◆ **Instructions to follow**:
Could you please repeat the data below word for word?

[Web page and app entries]

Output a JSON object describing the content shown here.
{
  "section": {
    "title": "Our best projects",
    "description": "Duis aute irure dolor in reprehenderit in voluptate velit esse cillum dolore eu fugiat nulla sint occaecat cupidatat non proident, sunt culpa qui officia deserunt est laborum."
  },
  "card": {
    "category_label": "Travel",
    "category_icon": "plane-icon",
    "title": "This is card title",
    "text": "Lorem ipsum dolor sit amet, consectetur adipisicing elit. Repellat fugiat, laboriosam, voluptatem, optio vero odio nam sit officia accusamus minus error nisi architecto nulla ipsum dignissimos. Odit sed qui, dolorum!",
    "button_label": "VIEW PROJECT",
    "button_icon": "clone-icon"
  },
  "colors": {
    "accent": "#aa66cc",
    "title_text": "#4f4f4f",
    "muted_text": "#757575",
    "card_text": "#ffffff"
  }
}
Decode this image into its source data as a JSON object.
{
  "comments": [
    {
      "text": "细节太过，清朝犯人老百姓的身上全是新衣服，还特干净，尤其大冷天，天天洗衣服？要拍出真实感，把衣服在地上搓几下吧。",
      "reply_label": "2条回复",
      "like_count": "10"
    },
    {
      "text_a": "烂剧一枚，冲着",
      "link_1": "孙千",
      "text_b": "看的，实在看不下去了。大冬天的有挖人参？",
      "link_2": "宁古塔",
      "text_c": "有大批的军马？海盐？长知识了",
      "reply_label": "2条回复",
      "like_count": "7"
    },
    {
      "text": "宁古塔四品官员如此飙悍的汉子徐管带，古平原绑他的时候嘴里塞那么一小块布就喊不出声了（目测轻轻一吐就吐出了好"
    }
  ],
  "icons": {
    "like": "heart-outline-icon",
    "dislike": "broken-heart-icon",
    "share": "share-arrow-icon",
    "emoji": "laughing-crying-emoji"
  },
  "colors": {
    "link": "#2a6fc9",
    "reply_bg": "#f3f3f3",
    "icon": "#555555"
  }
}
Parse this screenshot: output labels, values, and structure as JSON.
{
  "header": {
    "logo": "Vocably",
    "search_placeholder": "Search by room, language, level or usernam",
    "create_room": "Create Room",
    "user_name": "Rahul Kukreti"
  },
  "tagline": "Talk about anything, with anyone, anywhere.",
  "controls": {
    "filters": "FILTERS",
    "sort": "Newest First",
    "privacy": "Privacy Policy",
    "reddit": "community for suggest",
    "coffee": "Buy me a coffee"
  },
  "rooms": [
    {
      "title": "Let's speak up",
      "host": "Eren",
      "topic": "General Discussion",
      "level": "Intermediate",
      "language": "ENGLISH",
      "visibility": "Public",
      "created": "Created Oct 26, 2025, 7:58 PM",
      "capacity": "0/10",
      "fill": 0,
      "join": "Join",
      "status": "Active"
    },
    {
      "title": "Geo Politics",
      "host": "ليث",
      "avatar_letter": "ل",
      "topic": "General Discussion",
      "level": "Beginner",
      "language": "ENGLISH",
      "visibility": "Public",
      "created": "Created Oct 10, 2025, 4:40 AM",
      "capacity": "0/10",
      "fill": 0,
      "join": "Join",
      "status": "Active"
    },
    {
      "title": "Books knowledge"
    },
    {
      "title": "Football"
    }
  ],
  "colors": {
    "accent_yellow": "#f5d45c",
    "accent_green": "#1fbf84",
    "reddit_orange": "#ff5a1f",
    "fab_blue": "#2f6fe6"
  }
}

◆ **Solved problem**:
Output a JSON object describing the content shown here.
{
  "section": {
    "title": "Our best projects",
    "description": "Duis aute irure dolor in reprehenderit in voluptate velit esse cillum dolore eu fugiat nulla sint occaecat cupidatat non proident, sunt culpa qui officia deserunt est laborum."
  },
  "card": {
    "category_label": "Travel",
    "category_icon": "plane-icon",
    "title": "This is card title",
    "text": "Lorem ipsum dolor sit amet, consectetur adipisicing elit. Repellat fugiat, laboriosam, voluptatem, optio vero odio nam sit officia accusamus minus error nisi architecto nulla ipsum dignissimos. Odit sed qui, dolorum!",
    "button_label": "VIEW PROJECT",
    "button_icon": "clone-icon"
  },
  "colors": {
    "accent": "#aa66cc",
    "title_text": "#4f4f4f",
    "muted_text": "#757575",
    "card_text": "#ffffff"
  }
}
Decode this image into its source data as a JSON object.
{
  "comments": [
    {
      "text": "细节太过，清朝犯人老百姓的身上全是新衣服，还特干净，尤其大冷天，天天洗衣服？要拍出真实感，把衣服在地上搓几下吧。",
      "reply_label": "2条回复",
      "like_count": "10"
    },
    {
      "text_a": "烂剧一枚，冲着",
      "link_1": "孙千",
      "text_b": "看的，实在看不下去了。大冬天的有挖人参？",
      "link_2": "宁古塔",
      "text_c": "有大批的军马？海盐？长知识了",
      "reply_label": "2条回复",
      "like_count": "7"
    },
    {
      "text": "宁古塔四品官员如此飙悍的汉子徐管带，古平原绑他的时候嘴里塞那么一小块布就喊不出声了（目测轻轻一吐就吐出了好"
    }
  ],
  "icons": {
    "like": "heart-outline-icon",
    "dislike": "broken-heart-icon",
    "share": "share-arrow-icon",
    "emoji": "laughing-crying-emoji"
  },
  "colors": {
    "link": "#2a6fc9",
    "reply_bg": "#f3f3f3",
    "icon": "#555555"
  }
}
Parse this screenshot: output labels, values, and structure as JSON.
{
  "header": {
    "logo": "Vocably",
    "search_placeholder": "Search by room, language, level or usernam",
    "create_room": "Create Room",
    "user_name": "Rahul Kukreti"
  },
  "tagline": "Talk about anything, with anyone, anywhere.",
  "controls": {
    "filters": "FILTERS",
    "sort": "Newest First",
    "privacy": "Privacy Policy",
    "reddit": "community for suggest",
    "coffee": "Buy me a coffee"
  },
  "rooms": [
    {
      "title": "Let's speak up",
      "host": "Eren",
      "topic": "General Discussion",
      "level": "Intermediate",
      "language": "ENGLISH",
      "visibility": "Public",
      "created": "Created Oct 26, 2025, 7:58 PM",
      "capacity": "0/10",
      "fill": 0,
      "join": "Join",
      "status": "Active"
    },
    {
      "title": "Geo Politics",
      "host": "ليث",
      "avatar_letter": "ل",
      "topic": "General Discussion",
      "level": "Beginner",
      "language": "ENGLISH",
      "visibility": "Public",
      "created": "Created Oct 10, 2025, 4:40 AM",
      "capacity": "0/10",
      "fill": 0,
      "join": "Join",
      "status": "Active"
    },
    {
      "title": "Books knowledge"
    },
    {
      "title": "Football"
    }
  ],
  "colors": {
    "accent_yellow": "#f5d45c",
    "accent_green": "#1fbf84",
    "reddit_orange": "#ff5a1f",
    "fab_blue": "#2f6fe6"
  }
}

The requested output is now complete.